(Element data from apps and pages)
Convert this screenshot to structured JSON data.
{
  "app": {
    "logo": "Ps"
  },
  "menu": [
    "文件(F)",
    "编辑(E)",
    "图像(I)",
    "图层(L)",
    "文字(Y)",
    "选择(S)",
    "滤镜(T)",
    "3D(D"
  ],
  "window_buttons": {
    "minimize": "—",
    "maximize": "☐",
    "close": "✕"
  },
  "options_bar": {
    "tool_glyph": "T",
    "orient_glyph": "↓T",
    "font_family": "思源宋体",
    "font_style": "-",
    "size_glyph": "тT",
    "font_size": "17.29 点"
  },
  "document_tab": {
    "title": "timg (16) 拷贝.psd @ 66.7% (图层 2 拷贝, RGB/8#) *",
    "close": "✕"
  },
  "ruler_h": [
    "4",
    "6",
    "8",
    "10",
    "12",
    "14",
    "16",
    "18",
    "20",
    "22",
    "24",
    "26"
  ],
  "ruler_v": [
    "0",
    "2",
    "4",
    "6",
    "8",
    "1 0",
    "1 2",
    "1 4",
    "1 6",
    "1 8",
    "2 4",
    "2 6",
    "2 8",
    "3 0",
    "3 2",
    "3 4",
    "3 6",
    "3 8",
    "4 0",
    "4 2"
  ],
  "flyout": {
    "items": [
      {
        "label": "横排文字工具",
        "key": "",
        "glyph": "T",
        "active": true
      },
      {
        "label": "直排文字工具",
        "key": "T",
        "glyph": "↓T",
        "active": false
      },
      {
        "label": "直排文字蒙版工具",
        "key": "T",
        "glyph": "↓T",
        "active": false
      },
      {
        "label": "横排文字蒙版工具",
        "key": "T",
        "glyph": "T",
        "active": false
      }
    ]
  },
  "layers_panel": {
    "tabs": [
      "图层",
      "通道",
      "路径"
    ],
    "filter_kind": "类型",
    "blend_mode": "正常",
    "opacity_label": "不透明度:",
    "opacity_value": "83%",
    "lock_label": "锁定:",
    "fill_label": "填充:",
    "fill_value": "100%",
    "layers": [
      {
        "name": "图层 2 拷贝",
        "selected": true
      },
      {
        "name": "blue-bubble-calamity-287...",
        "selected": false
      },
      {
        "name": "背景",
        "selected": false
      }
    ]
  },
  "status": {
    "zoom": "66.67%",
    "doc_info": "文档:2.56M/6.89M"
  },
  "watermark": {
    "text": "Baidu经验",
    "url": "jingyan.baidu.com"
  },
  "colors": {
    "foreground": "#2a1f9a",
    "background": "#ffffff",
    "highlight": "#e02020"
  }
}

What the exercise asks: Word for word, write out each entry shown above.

Response:
Convert this screenshot to structured JSON data.
{
  "app": {
    "logo": "Ps"
  },
  "menu": [
    "文件(F)",
    "编辑(E)",
    "图像(I)",
    "图层(L)",
    "文字(Y)",
    "选择(S)",
    "滤镜(T)",
    "3D(D"
  ],
  "window_buttons": {
    "minimize": "—",
    "maximize": "☐",
    "close": "✕"
  },
  "options_bar": {
    "tool_glyph": "T",
    "orient_glyph": "↓T",
    "font_family": "思源宋体",
    "font_style": "-",
    "size_glyph": "тT",
    "font_size": "17.29 点"
  },
  "document_tab": {
    "title": "timg (16) 拷贝.psd @ 66.7% (图层 2 拷贝, RGB/8#) *",
    "close": "✕"
  },
  "ruler_h": [
    "4",
    "6",
    "8",
    "10",
    "12",
    "14",
    "16",
    "18",
    "20",
    "22",
    "24",
    "26"
  ],
  "ruler_v": [
    "0",
    "2",
    "4",
    "6",
    "8",
    "1 0",
    "1 2",
    "1 4",
    "1 6",
    "1 8",
    "2 4",
    "2 6",
    "2 8",
    "3 0",
    "3 2",
    "3 4",
    "3 6",
    "3 8",
    "4 0",
    "4 2"
  ],
  "flyout": {
    "items": [
      {
        "label": "横排文字工具",
        "key": "",
        "glyph": "T",
        "active": true
      },
      {
        "label": "直排文字工具",
        "key": "T",
        "glyph": "↓T",
        "active": false
      },
      {
        "label": "直排文字蒙版工具",
        "key": "T",
        "glyph": "↓T",
        "active": false
      },
      {
        "label": "横排文字蒙版工具",
        "key": "T",
        "glyph": "T",
        "active": false
      }
    ]
  },
  "layers_panel": {
    "tabs": [
      "图层",
      "通道",
      "路径"
    ],
    "filter_kind": "类型",
    "blend_mode": "正常",
    "opacity_label": "不透明度:",
    "opacity_value": "83%",
    "lock_label": "锁定:",
    "fill_label": "填充:",
    "fill_value": "100%",
    "layers": [
      {
        "name": "图层 2 拷贝",
        "selected": true
      },
      {
        "name": "blue-bubble-calamity-287...",
        "selected": false
      },
      {
        "name": "背景",
        "selected": false
      }
    ]
  },
  "status": {
    "zoom": "66.67%",
    "doc_info": "文档:2.56M/6.89M"
  },
  "watermark": {
    "text": "Baidu经验",
    "url": "jingyan.baidu.com"
  },
  "colors": {
    "foreground": "#2a1f9a",
    "background": "#ffffff",
    "highlight": "#e02020"
  }
}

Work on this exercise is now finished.